TASK REQUIREMENTS: The number of lines below containing the word "title" is all that should be returned.
*** ENTRIES PROVIDED ***
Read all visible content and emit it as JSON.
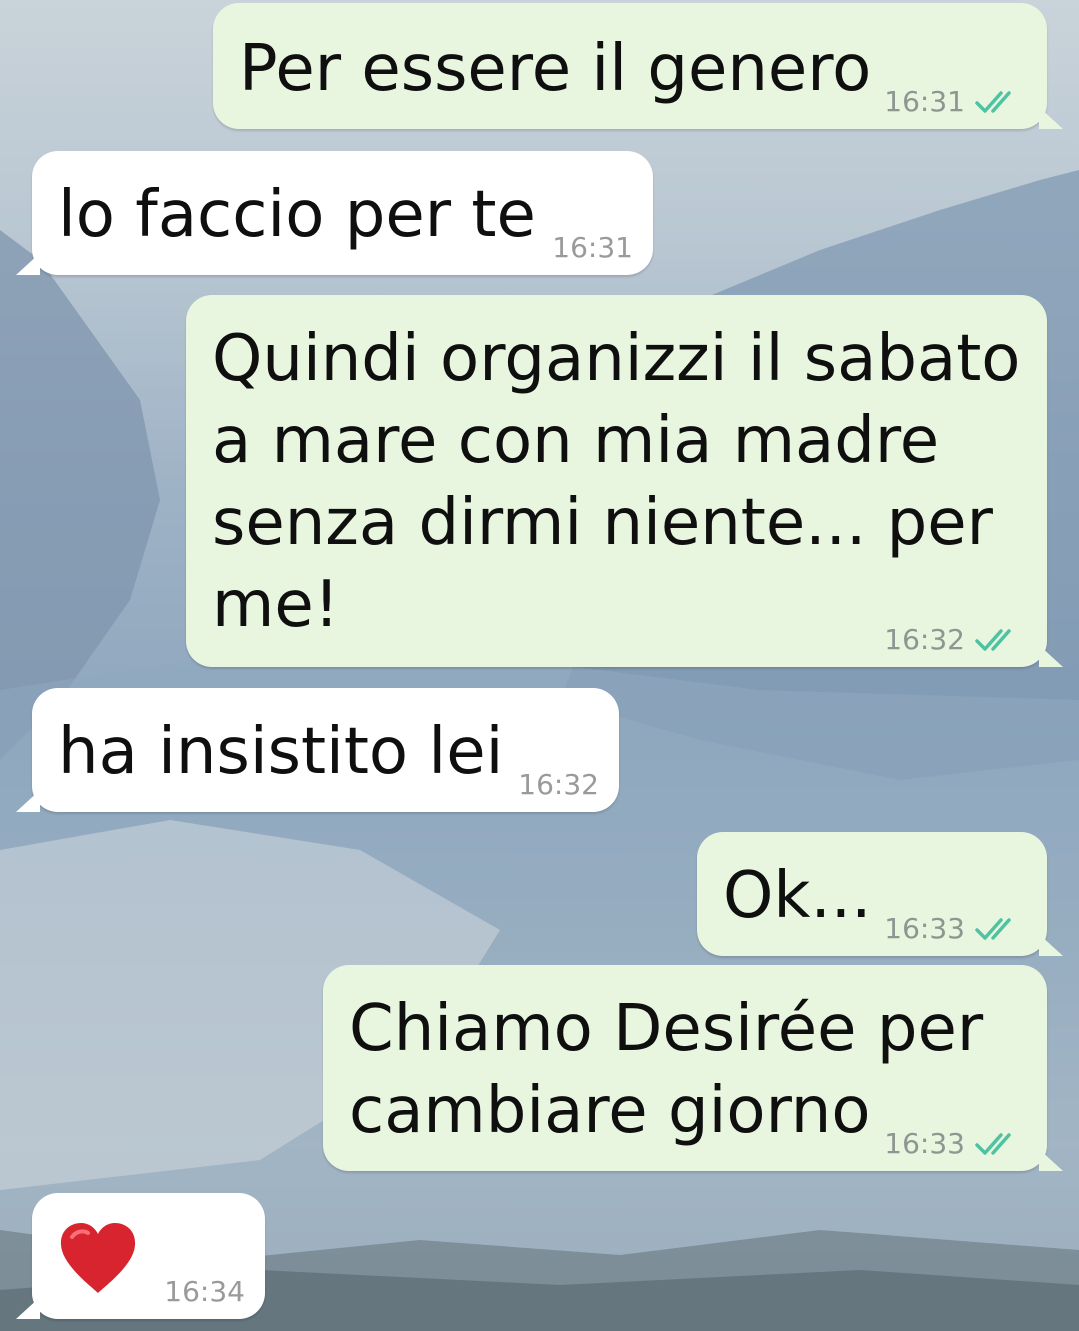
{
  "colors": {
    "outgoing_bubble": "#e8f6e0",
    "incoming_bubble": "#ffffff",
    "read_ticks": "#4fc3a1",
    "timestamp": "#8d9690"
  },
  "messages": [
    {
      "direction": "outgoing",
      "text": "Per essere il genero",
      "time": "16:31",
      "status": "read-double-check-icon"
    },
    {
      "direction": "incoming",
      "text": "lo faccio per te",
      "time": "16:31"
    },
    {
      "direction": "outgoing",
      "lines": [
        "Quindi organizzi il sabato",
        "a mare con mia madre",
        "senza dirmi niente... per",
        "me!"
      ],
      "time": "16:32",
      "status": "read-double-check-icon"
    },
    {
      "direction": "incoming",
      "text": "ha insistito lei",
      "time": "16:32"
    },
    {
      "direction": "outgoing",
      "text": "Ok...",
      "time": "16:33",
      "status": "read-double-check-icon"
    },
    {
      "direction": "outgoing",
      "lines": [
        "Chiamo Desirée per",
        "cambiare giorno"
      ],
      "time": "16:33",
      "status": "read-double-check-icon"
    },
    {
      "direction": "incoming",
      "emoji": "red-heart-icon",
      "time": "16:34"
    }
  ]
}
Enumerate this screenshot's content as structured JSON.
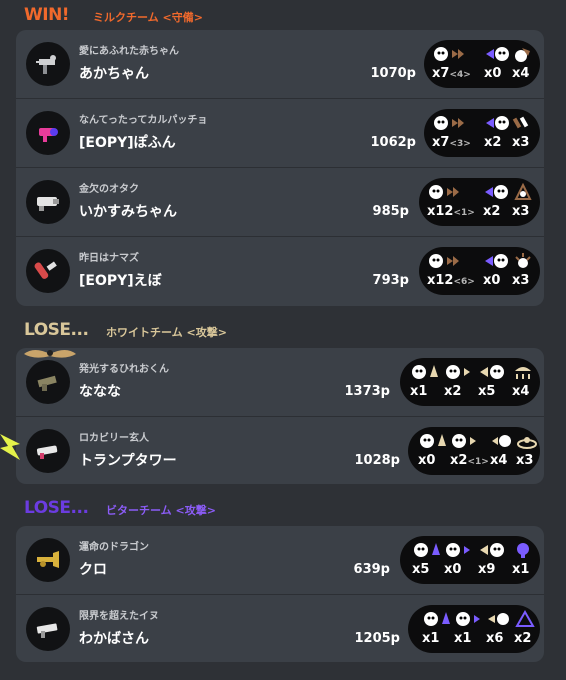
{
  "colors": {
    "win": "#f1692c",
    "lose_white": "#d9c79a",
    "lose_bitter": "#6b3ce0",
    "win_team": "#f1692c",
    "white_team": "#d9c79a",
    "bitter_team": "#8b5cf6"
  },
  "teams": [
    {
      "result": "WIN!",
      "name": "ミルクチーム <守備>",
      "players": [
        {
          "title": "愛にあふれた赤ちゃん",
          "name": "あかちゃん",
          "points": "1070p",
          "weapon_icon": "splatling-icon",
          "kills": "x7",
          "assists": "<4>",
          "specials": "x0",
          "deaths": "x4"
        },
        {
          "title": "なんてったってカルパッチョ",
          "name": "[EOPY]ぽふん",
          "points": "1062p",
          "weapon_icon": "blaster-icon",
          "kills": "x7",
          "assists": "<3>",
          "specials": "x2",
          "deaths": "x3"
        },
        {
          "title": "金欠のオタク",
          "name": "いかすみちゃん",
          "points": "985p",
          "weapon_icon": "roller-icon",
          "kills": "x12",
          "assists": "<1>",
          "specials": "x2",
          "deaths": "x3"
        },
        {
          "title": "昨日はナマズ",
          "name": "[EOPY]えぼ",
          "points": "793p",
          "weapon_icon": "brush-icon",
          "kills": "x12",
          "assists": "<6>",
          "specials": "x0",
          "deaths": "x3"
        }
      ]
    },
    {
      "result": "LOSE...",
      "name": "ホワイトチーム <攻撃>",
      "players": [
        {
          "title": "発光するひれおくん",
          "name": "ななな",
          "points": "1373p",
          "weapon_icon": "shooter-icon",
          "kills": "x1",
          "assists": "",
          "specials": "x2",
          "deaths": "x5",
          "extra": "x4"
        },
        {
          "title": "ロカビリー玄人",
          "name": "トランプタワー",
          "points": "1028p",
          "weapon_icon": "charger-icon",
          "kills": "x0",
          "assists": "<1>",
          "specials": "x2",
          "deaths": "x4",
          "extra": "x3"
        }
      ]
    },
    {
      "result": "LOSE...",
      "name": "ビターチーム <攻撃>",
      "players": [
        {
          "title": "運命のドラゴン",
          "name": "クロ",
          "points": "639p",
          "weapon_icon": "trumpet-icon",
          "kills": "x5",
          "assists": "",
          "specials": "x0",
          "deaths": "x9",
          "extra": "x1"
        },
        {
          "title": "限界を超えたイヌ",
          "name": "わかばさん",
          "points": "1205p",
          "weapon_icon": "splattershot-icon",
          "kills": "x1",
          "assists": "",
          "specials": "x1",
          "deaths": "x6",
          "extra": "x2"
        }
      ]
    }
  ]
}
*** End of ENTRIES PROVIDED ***
RESULT FOR THIS EXERCISE: 8